KITCHEN AT PENN: Nate Adler is a foodie at heart. And his love is not for just any food—but grub that’s local and fresh. To that end, Adler has started Kitchen at Penn, a delivery/takeout joint that features freshly made, home cooked, simple food. “‘Fresh’ is the most important word in the vocabulary of Kitchen,” says Adler.
TASTY OFFERINGS: Adler and Chef Jordan Miller have created a menu that makes the most of seasonal ingredients. Everything is made from scratch—from the bread for the sandwiches to the bread pudding for dessert. Kitchen features a variety of stick-to-your-ribs entrees, including chicken pot pie, meatloaf and schnitzel, as well as vegetarian lasagna and vegan bastilla. Miller also makes his own pasta, and offers Caesar, spinach or farmer’s market salads. Sandwiches include pulled pork, West Philly Banh Mi and vegan burgers, and the sides include macaroni and cheese and tater tots (made from scratch, of course).
TO ORDER: Kitchen at Penn food is available by delivery to anyone who lives between 30th and 45th streets. Prices run between $8 and $12, and entrees come with one side. Kitchen at Penn is open from Wednesday to Sunday, from 5 p.m. to 10 p.m. Order online at www.pennkitchen.com.
THE BEGINNING: Adler has long been interested in food, and has fond memories of searching for fresh, local ingredients to cook with his dad. He once cooked a leg of lamb with a Moroccan spice rub and apricot salsa for a dinner party hosted by his parents.
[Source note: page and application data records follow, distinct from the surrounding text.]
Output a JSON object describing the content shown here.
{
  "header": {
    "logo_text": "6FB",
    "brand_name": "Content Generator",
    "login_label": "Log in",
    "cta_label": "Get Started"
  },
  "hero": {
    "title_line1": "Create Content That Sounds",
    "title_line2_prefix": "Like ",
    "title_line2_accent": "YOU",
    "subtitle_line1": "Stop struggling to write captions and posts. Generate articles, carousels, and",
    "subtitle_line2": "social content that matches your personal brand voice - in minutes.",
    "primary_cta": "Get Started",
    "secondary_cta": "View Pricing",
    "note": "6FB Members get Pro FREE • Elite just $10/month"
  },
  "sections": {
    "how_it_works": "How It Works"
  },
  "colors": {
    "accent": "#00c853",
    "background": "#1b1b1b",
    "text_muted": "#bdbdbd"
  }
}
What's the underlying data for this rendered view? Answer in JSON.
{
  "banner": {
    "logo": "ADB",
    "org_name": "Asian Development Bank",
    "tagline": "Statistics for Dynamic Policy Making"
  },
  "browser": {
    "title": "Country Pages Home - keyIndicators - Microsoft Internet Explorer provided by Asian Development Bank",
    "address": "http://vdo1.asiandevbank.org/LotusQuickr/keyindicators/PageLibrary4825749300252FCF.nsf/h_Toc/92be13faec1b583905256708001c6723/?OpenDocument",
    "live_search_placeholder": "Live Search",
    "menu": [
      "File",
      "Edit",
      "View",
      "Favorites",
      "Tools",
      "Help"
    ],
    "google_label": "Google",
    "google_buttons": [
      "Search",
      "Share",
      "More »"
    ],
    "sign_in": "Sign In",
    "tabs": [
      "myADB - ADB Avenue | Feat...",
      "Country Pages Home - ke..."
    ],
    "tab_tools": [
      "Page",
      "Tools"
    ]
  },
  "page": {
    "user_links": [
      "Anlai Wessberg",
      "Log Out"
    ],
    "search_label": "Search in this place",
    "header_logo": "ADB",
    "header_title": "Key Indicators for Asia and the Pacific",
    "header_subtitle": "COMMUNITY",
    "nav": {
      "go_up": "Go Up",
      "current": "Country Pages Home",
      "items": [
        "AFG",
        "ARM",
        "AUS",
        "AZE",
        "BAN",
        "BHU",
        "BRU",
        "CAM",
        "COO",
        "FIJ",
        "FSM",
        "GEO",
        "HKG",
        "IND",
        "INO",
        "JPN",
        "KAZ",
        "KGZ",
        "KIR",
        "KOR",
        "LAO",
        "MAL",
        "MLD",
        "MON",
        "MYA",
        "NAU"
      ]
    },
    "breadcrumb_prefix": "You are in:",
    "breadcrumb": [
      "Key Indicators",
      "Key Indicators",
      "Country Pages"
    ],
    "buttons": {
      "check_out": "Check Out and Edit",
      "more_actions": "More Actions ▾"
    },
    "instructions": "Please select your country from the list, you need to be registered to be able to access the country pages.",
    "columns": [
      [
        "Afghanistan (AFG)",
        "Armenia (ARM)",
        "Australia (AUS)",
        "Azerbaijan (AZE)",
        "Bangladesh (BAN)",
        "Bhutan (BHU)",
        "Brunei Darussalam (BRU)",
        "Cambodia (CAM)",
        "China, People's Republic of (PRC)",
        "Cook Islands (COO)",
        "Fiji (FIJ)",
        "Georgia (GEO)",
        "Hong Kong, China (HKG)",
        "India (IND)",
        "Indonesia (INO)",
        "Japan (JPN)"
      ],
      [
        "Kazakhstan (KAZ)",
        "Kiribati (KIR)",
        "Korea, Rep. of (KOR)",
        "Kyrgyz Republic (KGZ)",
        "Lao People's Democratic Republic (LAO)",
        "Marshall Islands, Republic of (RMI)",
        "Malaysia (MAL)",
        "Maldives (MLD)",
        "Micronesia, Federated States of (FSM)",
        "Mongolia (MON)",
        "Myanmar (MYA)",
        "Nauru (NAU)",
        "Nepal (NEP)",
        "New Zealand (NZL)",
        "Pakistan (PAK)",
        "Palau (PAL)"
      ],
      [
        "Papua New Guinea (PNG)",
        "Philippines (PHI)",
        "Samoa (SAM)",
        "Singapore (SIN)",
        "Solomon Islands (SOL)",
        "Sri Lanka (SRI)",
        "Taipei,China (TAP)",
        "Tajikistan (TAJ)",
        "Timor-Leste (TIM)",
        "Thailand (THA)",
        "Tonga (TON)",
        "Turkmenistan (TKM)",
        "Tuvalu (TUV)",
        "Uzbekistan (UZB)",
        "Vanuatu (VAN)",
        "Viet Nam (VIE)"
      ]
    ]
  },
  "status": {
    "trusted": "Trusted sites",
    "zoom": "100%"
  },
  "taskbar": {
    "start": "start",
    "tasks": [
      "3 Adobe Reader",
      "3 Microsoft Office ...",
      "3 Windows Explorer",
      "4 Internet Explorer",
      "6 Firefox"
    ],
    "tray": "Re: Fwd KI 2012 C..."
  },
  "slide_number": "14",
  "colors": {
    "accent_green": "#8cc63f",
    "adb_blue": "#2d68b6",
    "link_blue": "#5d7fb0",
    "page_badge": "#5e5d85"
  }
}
This past summer, while stuck in a consulting internship in New York City that made him miserable, Adler says he spent much of his time and money on food. “Everywhere I would go, I’d take notes [on] what I really liked, what I disliked,” he says. “I wasn’t thinking about doing this.”
TAKING SHAPE: Back on campus, Adler pursued an independent study in restaurant management with Eric Clemons, a Wharton professor of operations and information management. In conversations with Harley Miller, the other student in the independent study, the idea for Kitchen began to take shape. Adler saw a need for better food on campus, especially for students who don’t have the time or inclination to leave their dorm or library cube to run to a restaurant.
A KITCHEN FOR KITCHEN: Adler found industrial kitchen space for rent at 45th Street and Springfield Avenue, and posted an ad on Craigslist to find a chef. After bringing in some of his friends for a tasting (chicken pot pie, a side dish of local vegetables and a salad), Adler was sold on Jordan Miller’s skills. “His food was great,” he says.
MORE INFO: To check out Kitchen’s whimsical, hand-drawn website (which includes a full menu and ordering instructions), go to www.pennkitchen.com.
Originally published on February 17, 2011